Bryan W. Van Norden is a disciple of Professor Philip J. Ivanhoe, in the intellectual lineage of David S. Nivison and Lee H. Yearley. Van Norden is Kwan Im Thong Hood Cho Temple Professor at Yale-NUS College (Singapore). He is also James Monroe Taylor Chair in Philosophy at Vassar College (USA), and Chair Professor in Philosophy in the School of Philosophy at Wuhan University (China). A recipient of Fulbright, National Endowment for the Humanities, and Mellon fellowships, Van Norden has been honored as one of The Best 300 Professors in the US by The Princeton Review. Van Norden is author, editor, or translator of nine books on Chinese and comparative philosophy, including Introduction to Classical Chinese Philosophy (2011), Readings in Later Chinese Philosophy: Han to the 20th Century (2014, with Justin Tiwald), Readings in Classical Chinese Philosophy (2nd ed., 2005, with P.J. Ivanhoe), and most recently Taking Back Philosophy: A Multicultural Manifesto (2017). His hobbies are poker (he has played in the World Series of Poker in Las Vegas) and video games.
A Brief Description of How NOT to Rectify Names: Confucius on the Philosophy of Language

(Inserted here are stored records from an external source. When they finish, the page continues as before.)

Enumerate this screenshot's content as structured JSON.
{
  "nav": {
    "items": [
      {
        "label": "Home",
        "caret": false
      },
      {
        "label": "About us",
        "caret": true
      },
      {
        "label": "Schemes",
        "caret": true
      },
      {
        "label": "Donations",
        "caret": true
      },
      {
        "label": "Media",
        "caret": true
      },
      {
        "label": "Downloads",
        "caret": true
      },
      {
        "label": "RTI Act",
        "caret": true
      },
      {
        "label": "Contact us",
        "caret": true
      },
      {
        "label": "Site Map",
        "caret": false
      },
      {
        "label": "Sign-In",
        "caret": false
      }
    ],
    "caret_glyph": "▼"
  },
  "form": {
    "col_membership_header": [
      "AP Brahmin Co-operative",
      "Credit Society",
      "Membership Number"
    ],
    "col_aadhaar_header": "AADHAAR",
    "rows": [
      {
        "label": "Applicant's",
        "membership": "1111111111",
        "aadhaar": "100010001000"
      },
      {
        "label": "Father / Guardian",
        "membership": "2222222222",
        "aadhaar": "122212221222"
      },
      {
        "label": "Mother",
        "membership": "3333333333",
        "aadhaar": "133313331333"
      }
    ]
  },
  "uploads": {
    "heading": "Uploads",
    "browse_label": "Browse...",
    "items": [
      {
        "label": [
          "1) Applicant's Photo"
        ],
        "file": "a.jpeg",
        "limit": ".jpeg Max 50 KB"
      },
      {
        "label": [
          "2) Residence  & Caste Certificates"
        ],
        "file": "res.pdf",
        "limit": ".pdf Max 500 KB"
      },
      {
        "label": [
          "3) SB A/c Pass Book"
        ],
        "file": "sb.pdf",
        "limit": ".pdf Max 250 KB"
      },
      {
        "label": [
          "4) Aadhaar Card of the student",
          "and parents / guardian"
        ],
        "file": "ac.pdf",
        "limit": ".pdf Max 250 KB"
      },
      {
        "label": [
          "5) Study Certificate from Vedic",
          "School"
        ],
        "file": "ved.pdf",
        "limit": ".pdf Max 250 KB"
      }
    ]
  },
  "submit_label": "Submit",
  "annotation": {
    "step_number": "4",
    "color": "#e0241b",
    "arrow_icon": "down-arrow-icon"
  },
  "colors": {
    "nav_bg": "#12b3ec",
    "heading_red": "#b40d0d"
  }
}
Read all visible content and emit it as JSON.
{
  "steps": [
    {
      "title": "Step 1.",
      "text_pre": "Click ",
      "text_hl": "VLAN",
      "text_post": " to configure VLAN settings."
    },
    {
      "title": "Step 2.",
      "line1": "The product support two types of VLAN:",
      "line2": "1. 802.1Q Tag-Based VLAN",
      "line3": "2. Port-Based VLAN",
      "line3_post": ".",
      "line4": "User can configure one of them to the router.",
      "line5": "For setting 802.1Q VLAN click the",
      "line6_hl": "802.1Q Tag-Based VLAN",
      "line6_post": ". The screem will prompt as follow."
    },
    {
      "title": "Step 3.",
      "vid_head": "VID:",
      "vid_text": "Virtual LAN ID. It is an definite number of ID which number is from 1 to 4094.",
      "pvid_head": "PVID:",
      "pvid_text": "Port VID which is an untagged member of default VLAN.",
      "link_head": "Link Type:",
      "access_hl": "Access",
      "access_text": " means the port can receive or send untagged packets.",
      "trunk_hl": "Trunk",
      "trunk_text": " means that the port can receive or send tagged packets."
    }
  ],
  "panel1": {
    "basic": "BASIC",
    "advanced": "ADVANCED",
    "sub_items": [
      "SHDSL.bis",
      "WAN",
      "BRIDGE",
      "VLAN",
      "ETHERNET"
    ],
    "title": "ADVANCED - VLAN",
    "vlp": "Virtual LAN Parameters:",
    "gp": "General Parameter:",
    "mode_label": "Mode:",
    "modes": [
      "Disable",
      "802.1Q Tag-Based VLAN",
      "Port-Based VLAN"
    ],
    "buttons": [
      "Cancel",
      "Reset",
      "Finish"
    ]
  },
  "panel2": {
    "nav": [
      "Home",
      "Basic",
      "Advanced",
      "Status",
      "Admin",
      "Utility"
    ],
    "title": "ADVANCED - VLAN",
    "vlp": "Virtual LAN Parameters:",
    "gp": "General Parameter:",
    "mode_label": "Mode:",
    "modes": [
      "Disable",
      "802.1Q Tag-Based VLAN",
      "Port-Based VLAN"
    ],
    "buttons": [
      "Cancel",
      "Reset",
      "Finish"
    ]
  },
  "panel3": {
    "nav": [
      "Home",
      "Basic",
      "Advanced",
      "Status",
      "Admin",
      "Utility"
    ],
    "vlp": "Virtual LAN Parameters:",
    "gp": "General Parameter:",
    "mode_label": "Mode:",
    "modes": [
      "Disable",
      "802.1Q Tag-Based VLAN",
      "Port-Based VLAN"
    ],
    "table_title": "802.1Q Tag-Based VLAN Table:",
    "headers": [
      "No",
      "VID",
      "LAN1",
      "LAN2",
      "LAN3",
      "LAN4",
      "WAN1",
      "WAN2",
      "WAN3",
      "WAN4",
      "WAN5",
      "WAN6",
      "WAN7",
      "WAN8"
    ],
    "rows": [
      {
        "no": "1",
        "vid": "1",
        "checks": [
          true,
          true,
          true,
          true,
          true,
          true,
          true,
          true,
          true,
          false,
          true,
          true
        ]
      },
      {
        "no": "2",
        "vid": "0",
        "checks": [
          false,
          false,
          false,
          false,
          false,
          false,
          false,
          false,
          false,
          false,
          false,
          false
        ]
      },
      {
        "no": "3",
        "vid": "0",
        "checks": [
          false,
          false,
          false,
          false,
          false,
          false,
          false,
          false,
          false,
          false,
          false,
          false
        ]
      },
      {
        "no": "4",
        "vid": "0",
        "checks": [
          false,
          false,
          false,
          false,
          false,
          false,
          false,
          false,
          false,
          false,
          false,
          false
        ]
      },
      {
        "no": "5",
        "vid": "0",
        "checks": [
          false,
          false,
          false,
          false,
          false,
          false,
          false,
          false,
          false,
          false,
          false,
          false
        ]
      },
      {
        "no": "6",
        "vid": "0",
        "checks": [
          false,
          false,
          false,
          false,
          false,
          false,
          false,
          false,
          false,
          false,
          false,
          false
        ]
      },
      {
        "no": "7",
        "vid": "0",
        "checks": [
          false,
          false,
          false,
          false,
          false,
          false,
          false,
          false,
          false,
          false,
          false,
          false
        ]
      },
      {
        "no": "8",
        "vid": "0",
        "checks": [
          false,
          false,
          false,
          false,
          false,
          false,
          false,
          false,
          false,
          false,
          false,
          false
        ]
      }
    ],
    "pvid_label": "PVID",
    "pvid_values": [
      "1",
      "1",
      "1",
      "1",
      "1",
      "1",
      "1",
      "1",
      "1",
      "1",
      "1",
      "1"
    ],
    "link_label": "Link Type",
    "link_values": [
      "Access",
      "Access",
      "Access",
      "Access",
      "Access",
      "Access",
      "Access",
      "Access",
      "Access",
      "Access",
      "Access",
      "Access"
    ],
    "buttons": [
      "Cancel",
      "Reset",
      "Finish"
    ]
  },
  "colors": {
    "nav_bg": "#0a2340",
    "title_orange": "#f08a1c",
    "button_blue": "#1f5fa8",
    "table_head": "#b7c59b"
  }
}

Confucius visited the state of Wei when it was in a political crisis. He was asked what the first step should be in resolving the crisis, and gave the surprising answer: “It would, of course, be the rectification of names” (Analects 13.3). In this talk, I discuss the dramatic setting of this passage, its likely date of composition, and the history of its interpretations. This last topic illuminates Hans-Georg Gadamer’s thesis that interpreters inevitably bring presuppositions to the text, but that these presuppositions can be either enabling or disabling in the project of achieving genuine understanding.
Date and Time
2019. 06. 05 (Wed) 4-6pm
Sungkyunkwan University International Hall 9B114